Trump taps Boehner foe as budget chief
President-elect Donald Trump said he will nominate Representative Mick Mulvaney, a founding member of an outspoken group of fiscal conservatives who helped oust a former U.S. House speaker, to be director of the Office of Management and Budget.
“We are going to do great things for the American people with Mick Mulvaney,” Trump said Saturday in an e-mailed statement. “Right now we are nearly $20 trillion in debt, but Mick is a very high-energy leader with deep convictions for how to responsibly manage our nation’s finances and save our country from drowning in red ink.”
Since arriving in Congress as part of the Republican Tea Party wave elected in 2010, Mulvaney hasbeen one of the most pugilistic advocates for cutting government spending.

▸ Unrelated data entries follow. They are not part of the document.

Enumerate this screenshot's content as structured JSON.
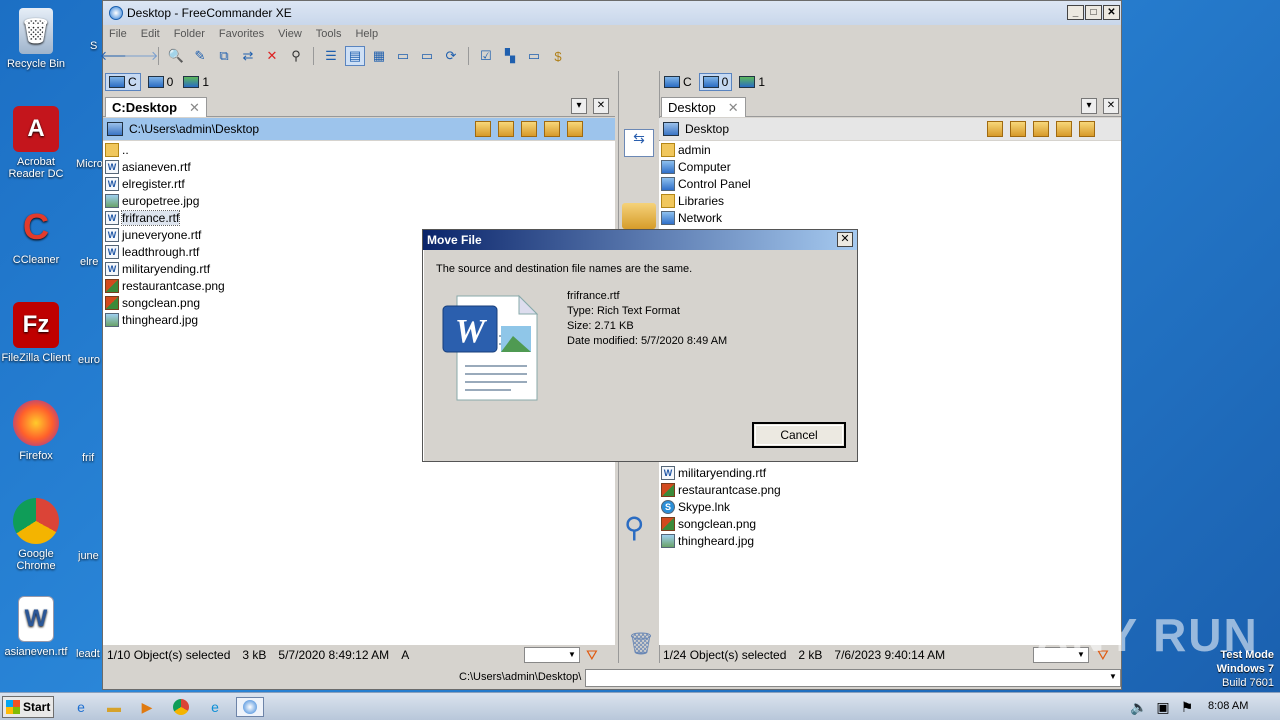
{
  "desktop": {
    "icons": [
      {
        "label": "Recycle Bin"
      },
      {
        "label": "Acrobat Reader DC"
      },
      {
        "label": "CCleaner"
      },
      {
        "label": "FileZilla Client"
      },
      {
        "label": "Firefox"
      },
      {
        "label": "Google Chrome"
      },
      {
        "label": "asianeven.rtf"
      }
    ],
    "clipped_labels": [
      "S",
      "Micro",
      "elre",
      "euro",
      "frif",
      "june",
      "leadt"
    ]
  },
  "window": {
    "title": "Desktop - FreeCommander XE",
    "menu": [
      "File",
      "Edit",
      "Folder",
      "Favorites",
      "View",
      "Tools",
      "Help"
    ]
  },
  "left_panel": {
    "drives": [
      {
        "label": "C"
      },
      {
        "label": "0"
      },
      {
        "label": "1"
      }
    ],
    "tab": "C:Desktop",
    "path": "C:\\Users\\admin\\Desktop",
    "files": [
      {
        "name": "..",
        "icon": "folder-up-icon"
      },
      {
        "name": "asianeven.rtf",
        "icon": "rtf-icon"
      },
      {
        "name": "elregister.rtf",
        "icon": "rtf-icon"
      },
      {
        "name": "europetree.jpg",
        "icon": "jpg-icon"
      },
      {
        "name": "frifrance.rtf",
        "icon": "rtf-icon"
      },
      {
        "name": "juneveryone.rtf",
        "icon": "rtf-icon"
      },
      {
        "name": "leadthrough.rtf",
        "icon": "rtf-icon"
      },
      {
        "name": "militaryending.rtf",
        "icon": "rtf-icon"
      },
      {
        "name": "restaurantcase.png",
        "icon": "png-icon"
      },
      {
        "name": "songclean.png",
        "icon": "png-icon"
      },
      {
        "name": "thingheard.jpg",
        "icon": "jpg-icon"
      }
    ],
    "status": {
      "selected": "1/10 Object(s) selected",
      "size": "3 kB",
      "date": "5/7/2020 8:49:12 AM",
      "attr": "A"
    }
  },
  "right_panel": {
    "drives": [
      {
        "label": "C"
      },
      {
        "label": "0"
      },
      {
        "label": "1"
      }
    ],
    "tab": "Desktop",
    "path": "Desktop",
    "files_top": [
      {
        "name": "admin",
        "icon": "user-folder-icon"
      },
      {
        "name": "Computer",
        "icon": "computer-icon"
      },
      {
        "name": "Control Panel",
        "icon": "control-panel-icon"
      },
      {
        "name": "Libraries",
        "icon": "libraries-icon"
      },
      {
        "name": "Network",
        "icon": "network-icon"
      }
    ],
    "files_bottom": [
      {
        "name": "militaryending.rtf",
        "icon": "rtf-icon"
      },
      {
        "name": "restaurantcase.png",
        "icon": "png-icon"
      },
      {
        "name": "Skype.lnk",
        "icon": "skype-icon"
      },
      {
        "name": "songclean.png",
        "icon": "png-icon"
      },
      {
        "name": "thingheard.jpg",
        "icon": "jpg-icon"
      }
    ],
    "status": {
      "selected": "1/24 Object(s) selected",
      "size": "2 kB",
      "date": "7/6/2023 9:40:14 AM"
    }
  },
  "bottom_path": "C:\\Users\\admin\\Desktop\\",
  "dialog": {
    "title": "Move File",
    "message": "The source and destination file names are the same.",
    "filename": "frifrance.rtf",
    "type": "Type: Rich Text Format",
    "size": "Size: 2.71 KB",
    "modified": "Date modified: 5/7/2020 8:49 AM",
    "cancel": "Cancel"
  },
  "taskbar": {
    "start": "Start",
    "clock": "8:08 AM"
  },
  "watermark": "ANY RUN",
  "win_info": {
    "line1": "Test Mode",
    "line2": "Windows 7",
    "line3": "Build 7601"
  }
}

“The Trump administration will restore budgetary and fiscal sanity back in Washington after eight years of an out-of-control, tax-and-spend financial agenda, ” Mulvaney, 49, of South Carolina said in the statement. “Each day, families across our nation make disciplined choices about how to spend their hard-earned money, and the federal government should exercise the same discretion that hardworking Americans do every day.”

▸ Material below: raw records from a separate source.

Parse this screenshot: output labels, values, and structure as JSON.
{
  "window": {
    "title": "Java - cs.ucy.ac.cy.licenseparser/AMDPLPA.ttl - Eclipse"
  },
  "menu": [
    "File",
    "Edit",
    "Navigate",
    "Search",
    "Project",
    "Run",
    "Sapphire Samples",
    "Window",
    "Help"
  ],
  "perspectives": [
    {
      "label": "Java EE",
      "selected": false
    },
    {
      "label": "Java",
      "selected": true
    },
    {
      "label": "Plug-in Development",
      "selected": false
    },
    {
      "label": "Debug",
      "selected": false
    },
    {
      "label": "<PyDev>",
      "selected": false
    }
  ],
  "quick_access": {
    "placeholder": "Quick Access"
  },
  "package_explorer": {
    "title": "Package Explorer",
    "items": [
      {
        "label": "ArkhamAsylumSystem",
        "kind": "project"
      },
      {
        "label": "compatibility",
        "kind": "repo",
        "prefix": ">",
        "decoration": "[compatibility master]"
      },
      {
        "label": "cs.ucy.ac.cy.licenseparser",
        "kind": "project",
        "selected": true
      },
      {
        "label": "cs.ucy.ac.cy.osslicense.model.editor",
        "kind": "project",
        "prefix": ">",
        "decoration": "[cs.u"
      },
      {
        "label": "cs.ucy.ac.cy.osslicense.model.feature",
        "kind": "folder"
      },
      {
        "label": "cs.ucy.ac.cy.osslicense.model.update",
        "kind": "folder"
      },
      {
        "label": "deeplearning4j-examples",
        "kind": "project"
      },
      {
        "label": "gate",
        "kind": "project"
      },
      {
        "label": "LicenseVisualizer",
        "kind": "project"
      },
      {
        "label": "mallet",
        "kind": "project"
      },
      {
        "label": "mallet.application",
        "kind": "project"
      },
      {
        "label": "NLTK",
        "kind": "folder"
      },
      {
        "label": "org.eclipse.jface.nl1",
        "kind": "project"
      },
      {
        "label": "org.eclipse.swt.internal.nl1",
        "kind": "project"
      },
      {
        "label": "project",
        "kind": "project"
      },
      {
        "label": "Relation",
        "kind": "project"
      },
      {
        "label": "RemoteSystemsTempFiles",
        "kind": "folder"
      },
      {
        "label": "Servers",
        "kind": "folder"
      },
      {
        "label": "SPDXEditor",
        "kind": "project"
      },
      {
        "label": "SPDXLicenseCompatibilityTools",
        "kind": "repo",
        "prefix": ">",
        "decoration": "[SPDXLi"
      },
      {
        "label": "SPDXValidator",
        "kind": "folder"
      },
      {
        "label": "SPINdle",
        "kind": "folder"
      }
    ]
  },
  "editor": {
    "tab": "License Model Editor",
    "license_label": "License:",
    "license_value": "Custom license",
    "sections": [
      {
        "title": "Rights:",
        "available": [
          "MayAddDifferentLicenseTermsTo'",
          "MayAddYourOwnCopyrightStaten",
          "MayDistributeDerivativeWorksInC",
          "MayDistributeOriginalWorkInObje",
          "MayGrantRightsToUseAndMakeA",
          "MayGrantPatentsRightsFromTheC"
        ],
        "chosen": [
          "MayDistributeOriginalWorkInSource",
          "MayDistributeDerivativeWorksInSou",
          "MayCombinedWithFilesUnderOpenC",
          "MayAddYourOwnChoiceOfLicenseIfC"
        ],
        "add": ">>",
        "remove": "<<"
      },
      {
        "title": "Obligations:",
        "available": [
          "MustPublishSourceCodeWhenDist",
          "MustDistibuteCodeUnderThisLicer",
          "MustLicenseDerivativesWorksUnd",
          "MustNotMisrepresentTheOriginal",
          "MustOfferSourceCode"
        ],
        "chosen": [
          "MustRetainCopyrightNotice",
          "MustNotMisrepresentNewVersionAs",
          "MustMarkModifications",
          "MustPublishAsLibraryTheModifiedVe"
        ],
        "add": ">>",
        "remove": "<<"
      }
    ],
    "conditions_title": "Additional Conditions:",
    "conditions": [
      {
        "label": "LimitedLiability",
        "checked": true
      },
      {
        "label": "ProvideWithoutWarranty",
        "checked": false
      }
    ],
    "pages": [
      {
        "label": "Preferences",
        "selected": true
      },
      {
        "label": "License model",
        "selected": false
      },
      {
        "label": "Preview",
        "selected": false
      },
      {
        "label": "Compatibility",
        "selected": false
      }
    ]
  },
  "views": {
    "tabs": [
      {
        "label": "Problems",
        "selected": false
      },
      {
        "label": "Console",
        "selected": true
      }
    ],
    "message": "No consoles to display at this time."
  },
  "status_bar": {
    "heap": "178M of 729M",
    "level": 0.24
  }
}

In 2011 he co-authored a measure passed by the House that would have slashed spending while conditioning a $2.4 trillion debt-ceiling increase on passage of a constitutional amendment to balance the budget and make it harder to raise taxes.
He also helped lead an effort to defund or delay Obamacare that resulted in a 16-day government shutdown in 2013. As OMB chief, he would run the office responsible for implementing future shutdowns should they occur.
Representative John Yarmuth of Kentucky, who will be the top Democrat on the House Budget Committee next year, called Mulvaney a friend and said he put in some good words for him with Trump’s transition team at Mulvaney’s request. But he added that he has some concerns about Mulvaney as OMB chief.
“The one problem I would have with him is I know that when we shut the government down a few years ago, he was one who said that it’s OK to shut the government down,” Yarmuth said in an interview on C-Span’s Newsmakers program. “I’d like to hear him in confirmation hearings say one of the directives of a budget director is to avoid shutting the government down, and avoid defaulting on the national debt.”
Hit the Ground Running
Fellow South Carolinian lawmakers lauded Mulvaney. “He’s done his homework when it comes to the federal budget and will hit the ground running in this very important job,” Senator Lindsey Graham said in a statement posted on Twitter. Said Representative Trey Gowdy, “Mick is incredibly bright and capable, and I have no doubt his conservative principles will help restore our nation’s fiscal health.”
Mulvaney has also drawn the ire of some fellow conservatives for his efforts to cut certain Pentagon spending, including writing a 2012 amendment with liberal Democrat Representative Barney Frank of Massachusetts that would have frozen defense spending.
“We need to stop measuring our commitment to national defense by how much we spend, and look more closely at how we spend our money,” Mulvaney said in a 2013 op-ed.
His selection by Trump comes as some Republicans in Congress are demanding more defense spending, and the president-elect has promised to invest more in the military. Mulvaney’s nomination will be subject to confirmation by the Senate.
Mulvaney helped create the House Freedom Caucus — a group of about three-dozen spending hawks that battled with former Speaker John Boehner over his compromises with moderates and Democrats on spending bills. Boehner resigned last year and his successor, Speaker Paul Ryan, insisted he wouldn’t take the job unless he had Freedom Caucus support.
Ryan, who served with Mulvaney on the House budget committee, returned the favor on Saturday. “Mick Mulvaney is the absolute right choice,” he said in a statement. “He has been a conservative reformer from day one, proposing solutions to fix the budget process and our regulatory system. At OMB, he will lead the work he has started to improve the way government does the people’s business.”
Mulvaney was also among the House Republicans who refused to pay dues to the National Republican Congressional Committee, complaining the group was too close to the party establishment and might be working against some conservatives in primaries.
The South Carolinian serves on the House Financial Services Committee and the House Oversight and Government Reform Committee, and previously was a member of the Small Business and Budget panels.
He earned an undergraduate degree from Georgetown University and a law degree from the University of North Carolina at Chapel Hill.After working in private legal practice and in his family’s home-building business, he became an owner-operator of a regional restaurant chain.
Mulvaney entered politics when he was elected to the South Carolina House in 2006. He had been viewed as a potential candidate for governor of South Carolina in 2018, but Trump’s selection of current Governor Nikki Haley to be United Nations ambassador could lift the current lieutenant governor into the spot and make it harder for others to run.
To contact the reporter on this story: Billy House in Washington at firstname.lastname@example.org.